The process of removing the nits can be tedious and time-consuming depending on the length of a child’s hair. It is best to divide the hair into four sections. Beginning with one section of hair lift a very small amount and comb from the scalp downward. Be sure that the teeth of the comb are long enough to get deep into the hair, reaching the scalp. As nits are retrieved wipe them off the comb with a tissue and place them in a sealed bag. If necessary, pin up the hair that has been combed to avoid recontamination. It is easier to comb through hair that is wet. After removing all identified nits rinse the hair with warm water.

Following the initial treatment, the child’s head should be checked daily up until the time of the second pediculicide treatment, for remaining nits. Children should not return to school or a group childcare setting until you are certain that all remaining nits have been removed. In a survey taken at the 1998 annual meeting of the National School Nurses Association, 83% of respondents reported an increase in lice treatment failures and the nurses cited non-removal of nits as one of the primary causes of treatment failure.

How are other family member treated if one member has head lice and what about treating the home itself?

All family members need to be thoroughly checked if one member has head lice.
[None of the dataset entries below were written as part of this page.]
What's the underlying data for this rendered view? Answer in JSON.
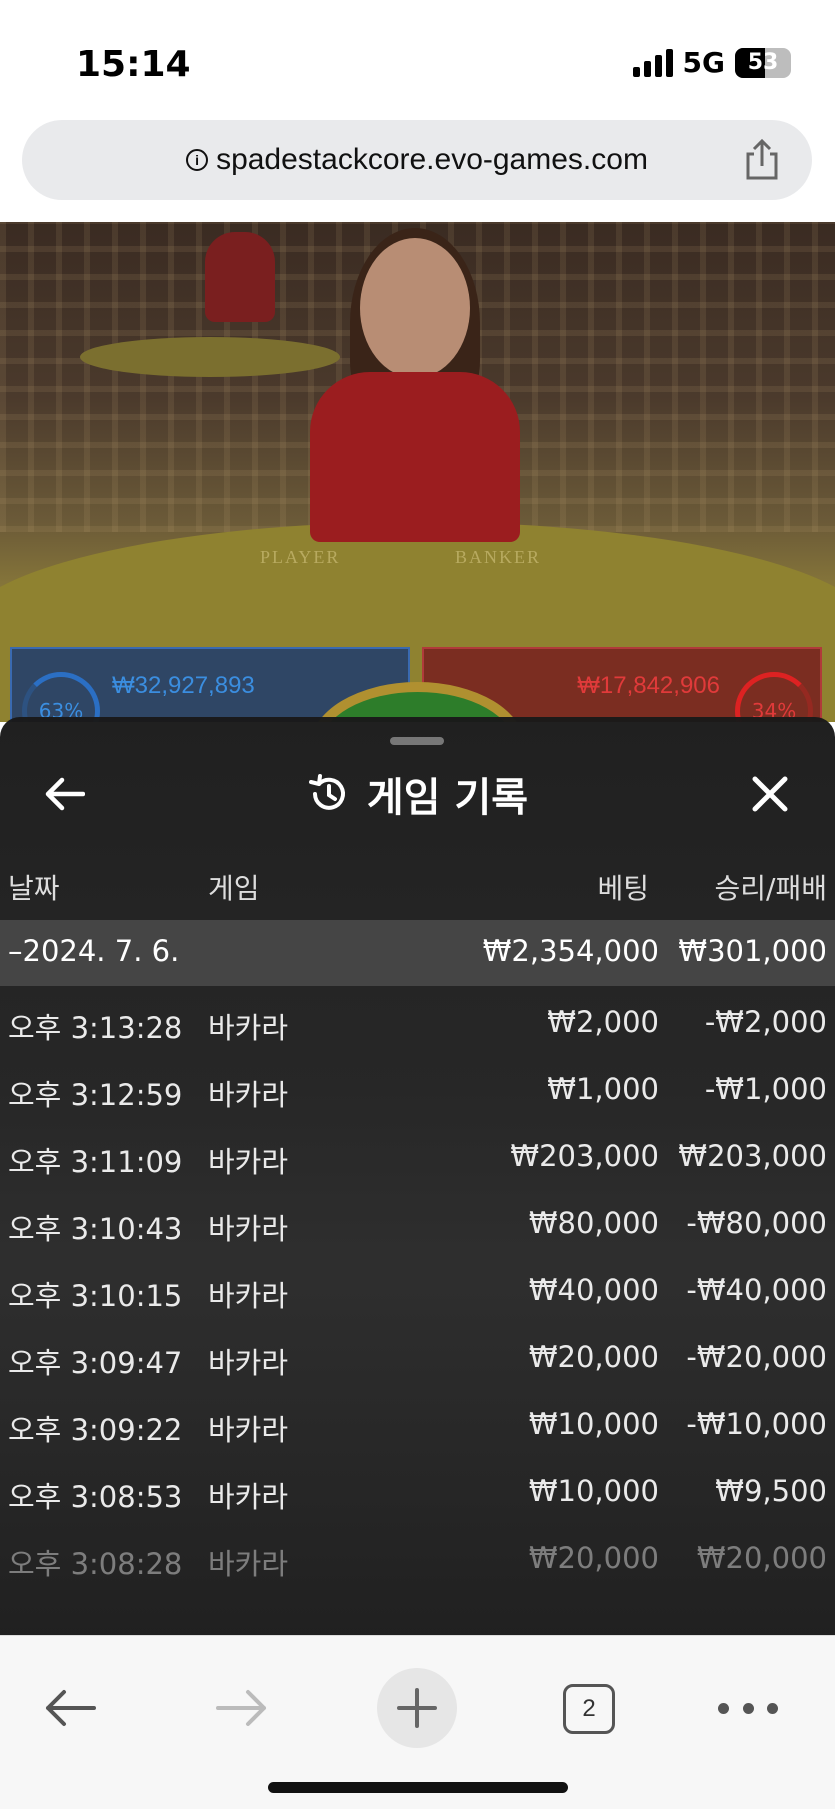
{
  "status_bar": {
    "time": "15:14",
    "network": "5G",
    "battery": "53"
  },
  "browser": {
    "url": "spadestackcore.evo-games.com"
  },
  "video": {
    "player_label": "PLAYER",
    "banker_label": "BANKER",
    "player_percent": "63%",
    "player_amount": "₩32,927,893",
    "banker_percent": "34%",
    "banker_amount": "₩17,842,906"
  },
  "history": {
    "title": "게임 기록",
    "columns": {
      "date": "날짜",
      "game": "게임",
      "bet": "베팅",
      "result": "승리/패배"
    },
    "date_group": {
      "date": "–2024. 7. 6.",
      "bet_total": "₩2,354,000",
      "result_total": "₩301,000"
    },
    "rows": [
      {
        "time": "오후 3:13:28",
        "game": "바카라",
        "bet": "₩2,000",
        "result": "-₩2,000"
      },
      {
        "time": "오후 3:12:59",
        "game": "바카라",
        "bet": "₩1,000",
        "result": "-₩1,000"
      },
      {
        "time": "오후 3:11:09",
        "game": "바카라",
        "bet": "₩203,000",
        "result": "₩203,000"
      },
      {
        "time": "오후 3:10:43",
        "game": "바카라",
        "bet": "₩80,000",
        "result": "-₩80,000"
      },
      {
        "time": "오후 3:10:15",
        "game": "바카라",
        "bet": "₩40,000",
        "result": "-₩40,000"
      },
      {
        "time": "오후 3:09:47",
        "game": "바카라",
        "bet": "₩20,000",
        "result": "-₩20,000"
      },
      {
        "time": "오후 3:09:22",
        "game": "바카라",
        "bet": "₩10,000",
        "result": "-₩10,000"
      },
      {
        "time": "오후 3:08:53",
        "game": "바카라",
        "bet": "₩10,000",
        "result": "₩9,500"
      },
      {
        "time": "오후 3:08:28",
        "game": "바카라",
        "bet": "₩20,000",
        "result": "₩20,000"
      }
    ]
  },
  "toolbar": {
    "tab_count": "2"
  },
  "colors": {
    "player": "#3b8ee0",
    "banker": "#e03a3a",
    "sheet_bg": "#1e1e1e",
    "date_row_bg": "#454545"
  }
}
It is not necessary to treat other members with a pediculicide product unless signs of infestation are found. Treating the environment is however an important step in preventing the spread of head lice. The following precautions are advised in the home:

  • Disinfect all combs and brushes by soaking in hot water (130 degrees) for at least 15 minutes.
  • Machine wash all clothing, towels, bed linens, blankets, etc in hot water and dry for at least 20 minutes on the highest heat cycle of your clothes dryer.
  • Store all other exposed items that cannot be machine washed (like stuffed animals and dolls) in tightly sealed plastic bags for two weeks. Since lice cannot live outside the body for any longer than this time period any remaining lice or nits will have died.
  • Vacuum any affected areas (rugs, furniture, and mattresses) and discard the vacuum bag.

Should I alert school officials if I find head lice on my child?

Yes. The only way to be certain that head lice will not persist is to adequately treat anyone who has them. If you discover head lice on your child, chances are good that someone else in the classroom is also affected. If you alert school officials the school nurse can screen for head lice in the classroom and also alert parents to check their children on a regular basis. Remember that head lice do not imply unsanitary living conditions. You are doing your child, his or her classmates and the teacher a disservice if embarrassment keeps you from sharing information about head lice.